Functions of stress-induced lipid droplets in the nervous systemMore about Open Access at the Crick
Lipid droplets are highly dynamic intracellular organelles that store neutral lipids such as cholesteryl esters and triacylglycerols. They have recently emerged as key stress response components in many different cell types. Lipid droplets in the nervous system are mostly observed in vivo in glia, ependymal cells and microglia. They tend to become more numerous in these cell types and can also form in neurons as a consequence of ageing or stresses involving redox imbalance and lipotoxicity. Abundant lipid droplets are also a characteristic feature of several neurodegenerative diseases. In this minireview, we take a cell-type perspective on recent advances in our understanding of lipid droplet metabolism in glia, neurons and neural stem cells during health and disease. We highlight that a given lipid droplet subfunction, such as triacylglycerol lipolysis, can be physiologically beneficial or harmful to the functions of the nervous system depending upon cellular context.
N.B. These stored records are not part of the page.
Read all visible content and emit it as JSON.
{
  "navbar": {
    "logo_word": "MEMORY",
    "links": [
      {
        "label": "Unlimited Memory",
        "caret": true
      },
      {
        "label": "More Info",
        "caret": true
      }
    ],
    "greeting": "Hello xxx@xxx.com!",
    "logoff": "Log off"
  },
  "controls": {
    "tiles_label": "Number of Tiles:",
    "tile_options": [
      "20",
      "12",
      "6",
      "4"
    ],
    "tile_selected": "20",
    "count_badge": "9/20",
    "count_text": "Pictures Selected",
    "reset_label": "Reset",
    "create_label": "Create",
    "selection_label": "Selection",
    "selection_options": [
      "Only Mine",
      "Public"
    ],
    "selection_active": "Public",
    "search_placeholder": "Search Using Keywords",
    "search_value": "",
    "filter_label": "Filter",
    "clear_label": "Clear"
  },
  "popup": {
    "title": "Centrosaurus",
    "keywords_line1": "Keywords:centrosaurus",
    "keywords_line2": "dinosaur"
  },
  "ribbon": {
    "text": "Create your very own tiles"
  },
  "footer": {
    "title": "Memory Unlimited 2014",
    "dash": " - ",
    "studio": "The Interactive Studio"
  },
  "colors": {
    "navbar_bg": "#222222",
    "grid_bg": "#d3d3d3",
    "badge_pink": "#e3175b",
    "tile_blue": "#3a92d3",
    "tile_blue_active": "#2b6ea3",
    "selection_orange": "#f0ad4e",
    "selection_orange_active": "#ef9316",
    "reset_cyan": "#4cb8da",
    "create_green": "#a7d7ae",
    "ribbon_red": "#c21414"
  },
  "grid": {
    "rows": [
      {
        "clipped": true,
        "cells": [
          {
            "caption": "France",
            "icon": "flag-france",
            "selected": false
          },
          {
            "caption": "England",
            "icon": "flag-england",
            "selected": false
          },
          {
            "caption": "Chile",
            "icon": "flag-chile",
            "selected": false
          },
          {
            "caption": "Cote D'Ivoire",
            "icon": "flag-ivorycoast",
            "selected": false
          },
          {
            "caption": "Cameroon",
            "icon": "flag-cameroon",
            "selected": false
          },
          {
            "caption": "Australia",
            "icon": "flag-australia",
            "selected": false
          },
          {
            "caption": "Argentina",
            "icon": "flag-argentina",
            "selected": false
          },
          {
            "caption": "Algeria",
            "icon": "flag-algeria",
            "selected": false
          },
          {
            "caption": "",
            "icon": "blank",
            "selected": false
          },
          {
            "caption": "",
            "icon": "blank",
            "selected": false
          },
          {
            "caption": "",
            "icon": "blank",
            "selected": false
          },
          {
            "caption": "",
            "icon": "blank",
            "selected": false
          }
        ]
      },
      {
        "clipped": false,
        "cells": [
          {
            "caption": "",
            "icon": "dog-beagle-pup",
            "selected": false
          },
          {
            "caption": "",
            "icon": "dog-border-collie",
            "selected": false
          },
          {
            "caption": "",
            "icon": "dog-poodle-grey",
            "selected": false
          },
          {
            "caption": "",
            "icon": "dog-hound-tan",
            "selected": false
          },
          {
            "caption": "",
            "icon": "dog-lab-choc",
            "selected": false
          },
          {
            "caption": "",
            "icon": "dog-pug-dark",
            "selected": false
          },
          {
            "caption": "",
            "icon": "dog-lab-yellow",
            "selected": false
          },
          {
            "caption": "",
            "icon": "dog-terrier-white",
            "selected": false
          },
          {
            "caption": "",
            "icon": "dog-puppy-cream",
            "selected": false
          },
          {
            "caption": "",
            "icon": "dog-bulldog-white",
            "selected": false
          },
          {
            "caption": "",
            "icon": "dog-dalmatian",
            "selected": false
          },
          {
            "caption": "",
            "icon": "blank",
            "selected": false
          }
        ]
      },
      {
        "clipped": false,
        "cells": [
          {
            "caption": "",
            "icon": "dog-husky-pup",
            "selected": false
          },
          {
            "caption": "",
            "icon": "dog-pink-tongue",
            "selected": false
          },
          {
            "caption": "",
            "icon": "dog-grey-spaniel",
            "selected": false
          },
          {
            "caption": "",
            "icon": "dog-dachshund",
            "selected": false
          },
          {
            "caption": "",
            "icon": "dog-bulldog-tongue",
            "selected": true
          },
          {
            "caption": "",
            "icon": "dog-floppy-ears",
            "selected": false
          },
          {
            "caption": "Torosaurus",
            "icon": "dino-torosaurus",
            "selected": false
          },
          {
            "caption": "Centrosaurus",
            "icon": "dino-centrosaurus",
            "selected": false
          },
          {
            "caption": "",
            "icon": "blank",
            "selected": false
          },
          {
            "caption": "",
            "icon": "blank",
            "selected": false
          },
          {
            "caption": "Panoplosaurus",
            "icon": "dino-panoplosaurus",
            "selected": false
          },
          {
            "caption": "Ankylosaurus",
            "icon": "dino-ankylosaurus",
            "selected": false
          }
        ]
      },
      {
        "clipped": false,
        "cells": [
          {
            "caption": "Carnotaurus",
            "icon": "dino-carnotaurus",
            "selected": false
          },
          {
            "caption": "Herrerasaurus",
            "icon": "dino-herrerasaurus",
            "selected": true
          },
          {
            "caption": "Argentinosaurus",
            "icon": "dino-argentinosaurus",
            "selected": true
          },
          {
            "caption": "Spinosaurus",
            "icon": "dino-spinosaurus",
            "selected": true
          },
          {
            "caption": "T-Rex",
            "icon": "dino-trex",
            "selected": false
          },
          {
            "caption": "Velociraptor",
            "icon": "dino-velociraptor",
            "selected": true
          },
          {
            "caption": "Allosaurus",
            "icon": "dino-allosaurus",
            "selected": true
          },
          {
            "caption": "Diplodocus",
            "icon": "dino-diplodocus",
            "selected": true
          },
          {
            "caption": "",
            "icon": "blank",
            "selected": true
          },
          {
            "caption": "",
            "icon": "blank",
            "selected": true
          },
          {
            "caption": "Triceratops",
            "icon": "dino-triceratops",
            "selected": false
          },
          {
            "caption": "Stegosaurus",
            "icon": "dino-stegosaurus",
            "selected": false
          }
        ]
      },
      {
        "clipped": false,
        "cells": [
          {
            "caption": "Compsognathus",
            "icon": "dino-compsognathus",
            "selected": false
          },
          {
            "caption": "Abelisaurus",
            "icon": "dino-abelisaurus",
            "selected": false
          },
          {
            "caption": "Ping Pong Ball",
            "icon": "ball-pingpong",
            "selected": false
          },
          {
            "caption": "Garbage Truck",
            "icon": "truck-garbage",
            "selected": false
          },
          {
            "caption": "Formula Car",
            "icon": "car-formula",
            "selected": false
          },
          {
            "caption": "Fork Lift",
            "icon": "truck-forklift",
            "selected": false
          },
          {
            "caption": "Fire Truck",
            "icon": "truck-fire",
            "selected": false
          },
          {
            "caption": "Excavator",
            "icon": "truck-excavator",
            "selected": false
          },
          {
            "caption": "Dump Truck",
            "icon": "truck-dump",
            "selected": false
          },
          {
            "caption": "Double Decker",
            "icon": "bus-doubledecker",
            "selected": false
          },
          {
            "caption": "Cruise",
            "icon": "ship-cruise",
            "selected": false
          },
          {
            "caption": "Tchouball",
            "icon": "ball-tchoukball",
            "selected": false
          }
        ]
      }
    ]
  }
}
The mechanistic understanding of context-dependent lipid droplet functions in the nervous system is progressing apace, aided by new technologies for probing the lipid droplet proteome and lipidome with single-cell type precision.